The Government has signed contracts with five companies that will provide identity (ID) assurance services as part of the drive to further digitise Government services.05 Sep 2013

Dutch data authentication service provider Digidentity, credit reference agency Experian, personal data storage provider Mydex, The Post Office and network and information services provider Verizon will work with the Government as it redesigns and rebuilds 25 government digital services. 

The Government is currently engaged in a number of projects to upgrade Government services online. The projects include digitising individuals' driving records, enabling employers to conduct a criminal records check on prospective new employees through a new online system, and enabling benefits claimants to make applications under the new Universal Credit scheme. 

"The identity assurance service will enable people to assert their identity online safely and securely, and allow government to be confident that users of online services are who they say they are," according to a blog published by the Government Digital Service. "We are pleased that these suppliers have chosen to invest in this phase of the programme and work with government to create this new market. We will now be working closely with those that have signed, who represent the range of types of providers needed to make online identity provision a success." 
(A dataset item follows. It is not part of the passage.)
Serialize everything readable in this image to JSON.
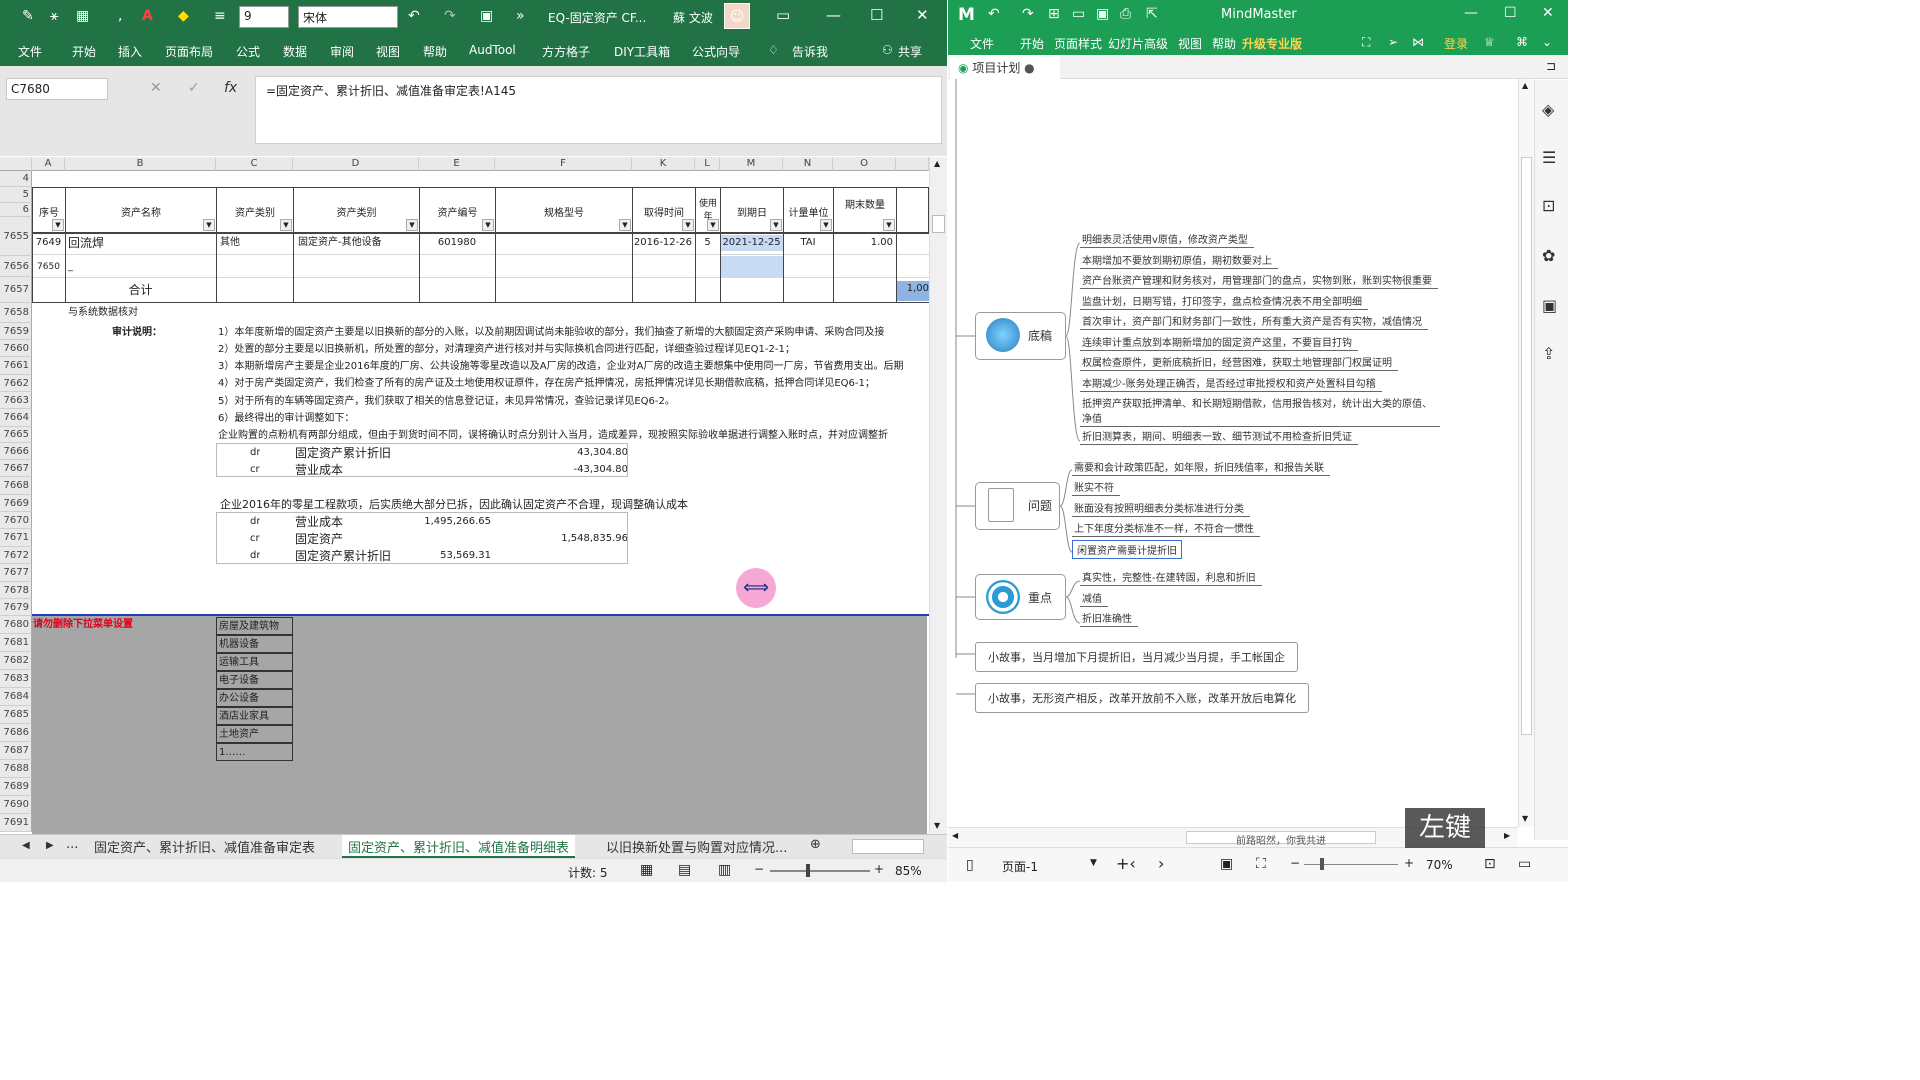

The Government previously outlined that the first project that the new ID assurance providers would link into would be the Universal Credit reforms, but the Cabinet Office has now said that the Universal Credit scheme would not initially involve ID assurance (IDa) services, according to the Register. 

"IDa is not participating in the Pathfinder phase, but Universal Credit remains part of the future delivery plans for the cross-government IDa Service in development at the Cabinet Office," a Cabinet Office spokesperson said, according to the Register's report

Earlier this summer the Government set out proposed principles on privacy that ID assurance scheme providers would have to adhere to

The principles would require ID assurance service providers to, among other things, only process "the minimum data that is necessary" to meet the needs of individual service users. In addition, IDA providers would have to provide individuals with a right to access their personal data for free and transmit the data to another IDA provider "in a standard electronic format, free of charge and without impediment or delay" upon the request of a user. 

In June the Government and the UK's National Technical Authority on Information Assurance (CESG) also published new guidance on 'identity proofing' and verification. The guide sets out how businesses tasked with verifying the identity of individuals using Government services can achieve various levels of assurance about the identity of such users.